*** EXERCISE MATERIAL ***

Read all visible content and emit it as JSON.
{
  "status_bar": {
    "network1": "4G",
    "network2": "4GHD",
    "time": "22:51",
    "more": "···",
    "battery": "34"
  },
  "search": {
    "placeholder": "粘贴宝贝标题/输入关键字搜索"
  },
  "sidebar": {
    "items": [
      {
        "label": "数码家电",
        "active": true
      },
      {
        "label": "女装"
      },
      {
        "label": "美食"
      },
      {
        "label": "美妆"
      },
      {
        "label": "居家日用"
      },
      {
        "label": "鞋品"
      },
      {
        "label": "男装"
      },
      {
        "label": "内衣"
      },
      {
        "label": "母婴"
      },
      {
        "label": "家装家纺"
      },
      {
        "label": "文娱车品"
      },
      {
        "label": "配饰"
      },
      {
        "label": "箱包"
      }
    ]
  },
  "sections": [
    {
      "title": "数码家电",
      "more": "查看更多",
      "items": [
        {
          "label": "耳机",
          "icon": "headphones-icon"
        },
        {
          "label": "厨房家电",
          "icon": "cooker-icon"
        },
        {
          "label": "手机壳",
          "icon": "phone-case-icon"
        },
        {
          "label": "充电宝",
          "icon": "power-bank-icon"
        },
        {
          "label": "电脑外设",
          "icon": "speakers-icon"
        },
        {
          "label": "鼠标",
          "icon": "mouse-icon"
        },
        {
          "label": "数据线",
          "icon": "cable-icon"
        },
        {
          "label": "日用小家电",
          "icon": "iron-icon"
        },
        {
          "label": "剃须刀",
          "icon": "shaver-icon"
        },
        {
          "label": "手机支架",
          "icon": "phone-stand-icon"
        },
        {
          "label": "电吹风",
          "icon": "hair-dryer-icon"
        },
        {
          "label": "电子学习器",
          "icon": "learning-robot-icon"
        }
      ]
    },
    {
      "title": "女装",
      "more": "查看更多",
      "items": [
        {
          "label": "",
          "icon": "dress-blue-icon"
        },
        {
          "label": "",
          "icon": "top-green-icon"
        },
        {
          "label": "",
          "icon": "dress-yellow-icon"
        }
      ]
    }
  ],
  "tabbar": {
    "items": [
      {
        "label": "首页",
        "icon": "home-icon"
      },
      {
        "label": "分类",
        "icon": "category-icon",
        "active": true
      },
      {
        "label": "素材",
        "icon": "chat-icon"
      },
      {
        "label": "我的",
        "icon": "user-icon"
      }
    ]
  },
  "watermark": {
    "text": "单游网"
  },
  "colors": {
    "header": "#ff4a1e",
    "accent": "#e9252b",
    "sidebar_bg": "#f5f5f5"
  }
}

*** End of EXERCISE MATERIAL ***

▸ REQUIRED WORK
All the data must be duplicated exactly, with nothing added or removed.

▸ ANSWER BOX
Read all visible content and emit it as JSON.
{
  "status_bar": {
    "network1": "4G",
    "network2": "4GHD",
    "time": "22:51",
    "more": "···",
    "battery": "34"
  },
  "search": {
    "placeholder": "粘贴宝贝标题/输入关键字搜索"
  },
  "sidebar": {
    "items": [
      {
        "label": "数码家电",
        "active": true
      },
      {
        "label": "女装"
      },
      {
        "label": "美食"
      },
      {
        "label": "美妆"
      },
      {
        "label": "居家日用"
      },
      {
        "label": "鞋品"
      },
      {
        "label": "男装"
      },
      {
        "label": "内衣"
      },
      {
        "label": "母婴"
      },
      {
        "label": "家装家纺"
      },
      {
        "label": "文娱车品"
      },
      {
        "label": "配饰"
      },
      {
        "label": "箱包"
      }
    ]
  },
  "sections": [
    {
      "title": "数码家电",
      "more": "查看更多",
      "items": [
        {
          "label": "耳机",
          "icon": "headphones-icon"
        },
        {
          "label": "厨房家电",
          "icon": "cooker-icon"
        },
        {
          "label": "手机壳",
          "icon": "phone-case-icon"
        },
        {
          "label": "充电宝",
          "icon": "power-bank-icon"
        },
        {
          "label": "电脑外设",
          "icon": "speakers-icon"
        },
        {
          "label": "鼠标",
          "icon": "mouse-icon"
        },
        {
          "label": "数据线",
          "icon": "cable-icon"
        },
        {
          "label": "日用小家电",
          "icon": "iron-icon"
        },
        {
          "label": "剃须刀",
          "icon": "shaver-icon"
        },
        {
          "label": "手机支架",
          "icon": "phone-stand-icon"
        },
        {
          "label": "电吹风",
          "icon": "hair-dryer-icon"
        },
        {
          "label": "电子学习器",
          "icon": "learning-robot-icon"
        }
      ]
    },
    {
      "title": "女装",
      "more": "查看更多",
      "items": [
        {
          "label": "",
          "icon": "dress-blue-icon"
        },
        {
          "label": "",
          "icon": "top-green-icon"
        },
        {
          "label": "",
          "icon": "dress-yellow-icon"
        }
      ]
    }
  ],
  "tabbar": {
    "items": [
      {
        "label": "首页",
        "icon": "home-icon"
      },
      {
        "label": "分类",
        "icon": "category-icon",
        "active": true
      },
      {
        "label": "素材",
        "icon": "chat-icon"
      },
      {
        "label": "我的",
        "icon": "user-icon"
      }
    ]
  },
  "watermark": {
    "text": "单游网"
  },
  "colors": {
    "header": "#ff4a1e",
    "accent": "#e9252b",
    "sidebar_bg": "#f5f5f5"
  }
}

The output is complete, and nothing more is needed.